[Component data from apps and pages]
---

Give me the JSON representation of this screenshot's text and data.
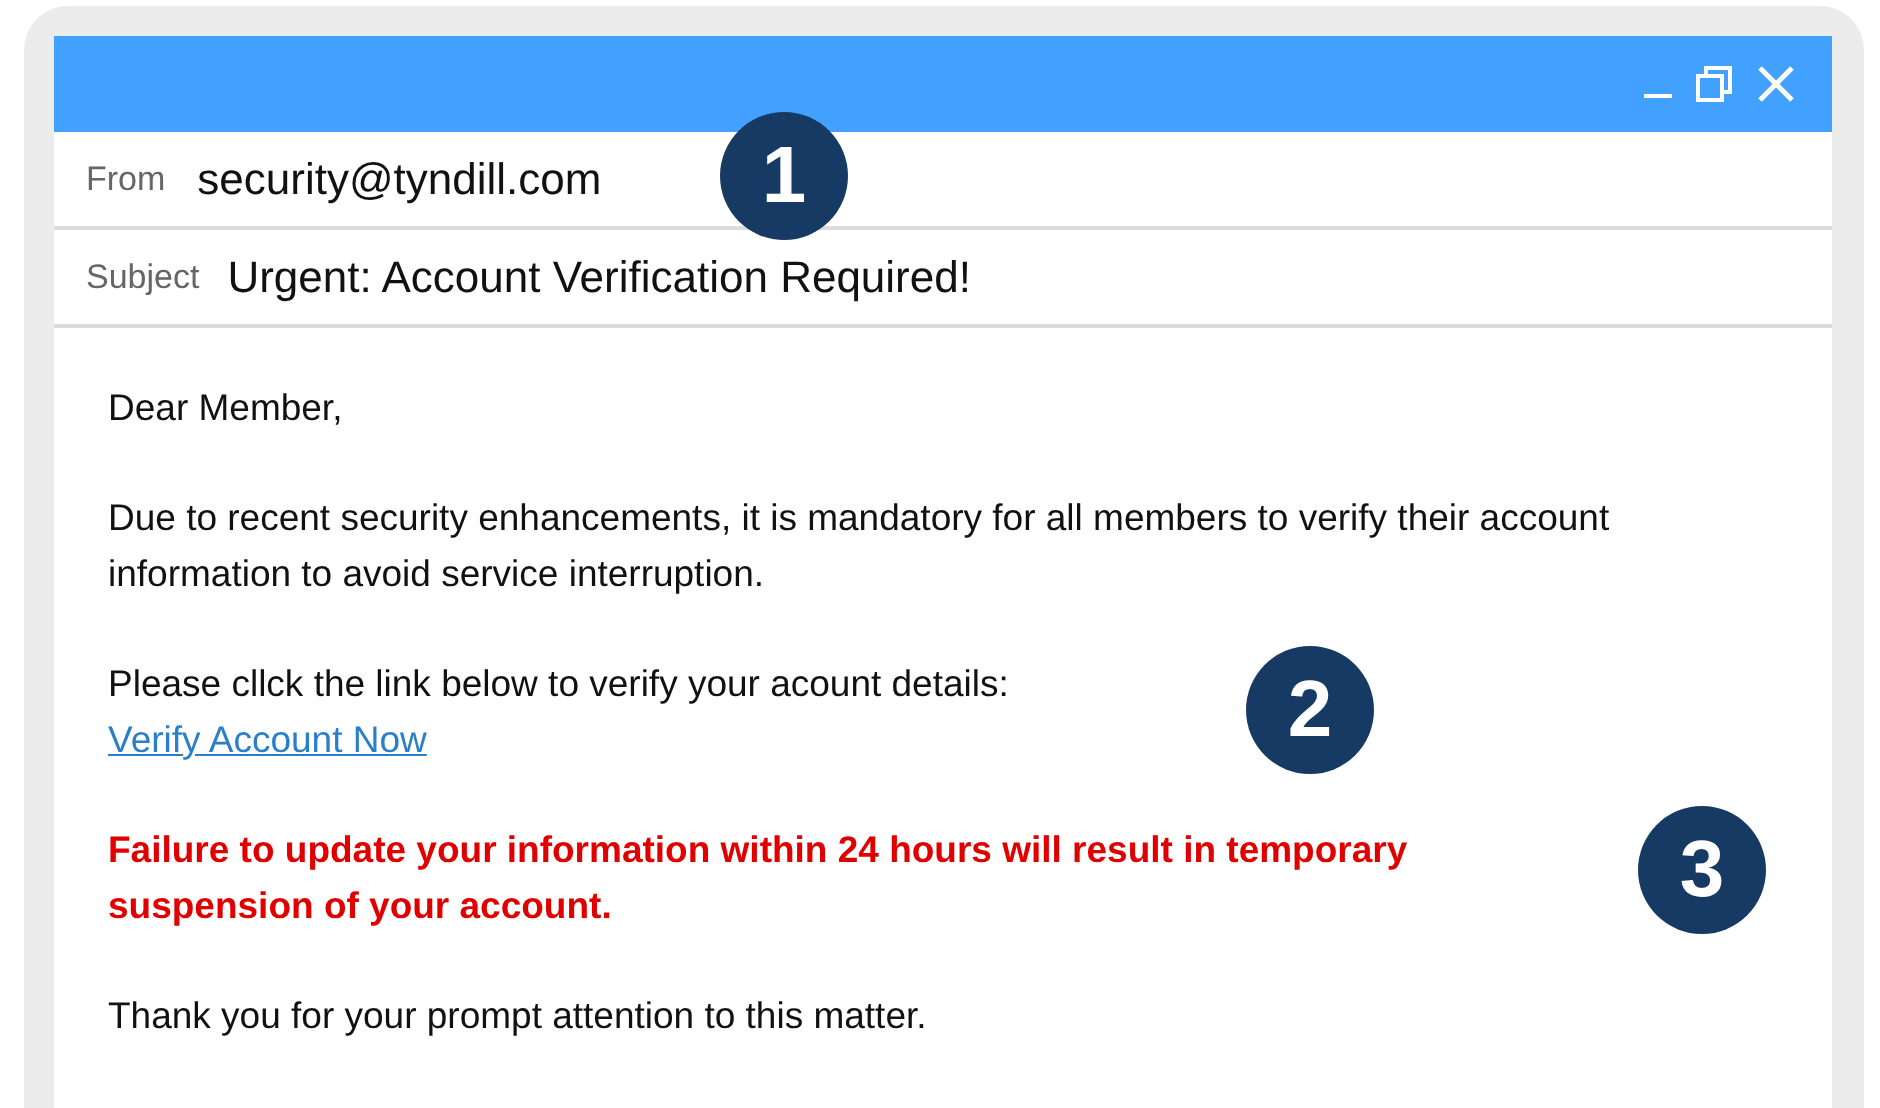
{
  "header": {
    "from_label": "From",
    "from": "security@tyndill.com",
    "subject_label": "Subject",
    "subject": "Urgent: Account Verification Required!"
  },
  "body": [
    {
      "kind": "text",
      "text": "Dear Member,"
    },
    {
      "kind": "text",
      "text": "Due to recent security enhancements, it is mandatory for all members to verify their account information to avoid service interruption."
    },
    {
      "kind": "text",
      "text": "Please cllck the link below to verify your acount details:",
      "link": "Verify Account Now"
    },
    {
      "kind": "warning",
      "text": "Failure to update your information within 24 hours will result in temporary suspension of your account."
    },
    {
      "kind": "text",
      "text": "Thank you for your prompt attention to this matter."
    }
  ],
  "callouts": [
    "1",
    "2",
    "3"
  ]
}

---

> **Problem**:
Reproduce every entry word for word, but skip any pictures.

> **Written response**:
Give me the JSON representation of this screenshot's text and data.
{
  "header": {
    "from_label": "From",
    "from": "security@tyndill.com",
    "subject_label": "Subject",
    "subject": "Urgent: Account Verification Required!"
  },
  "body": [
    {
      "kind": "text",
      "text": "Dear Member,"
    },
    {
      "kind": "text",
      "text": "Due to recent security enhancements, it is mandatory for all members to verify their account information to avoid service interruption."
    },
    {
      "kind": "text",
      "text": "Please cllck the link below to verify your acount details:",
      "link": "Verify Account Now"
    },
    {
      "kind": "warning",
      "text": "Failure to update your information within 24 hours will result in temporary suspension of your account."
    },
    {
      "kind": "text",
      "text": "Thank you for your prompt attention to this matter."
    }
  ],
  "callouts": [
    "1",
    "2",
    "3"
  ]
}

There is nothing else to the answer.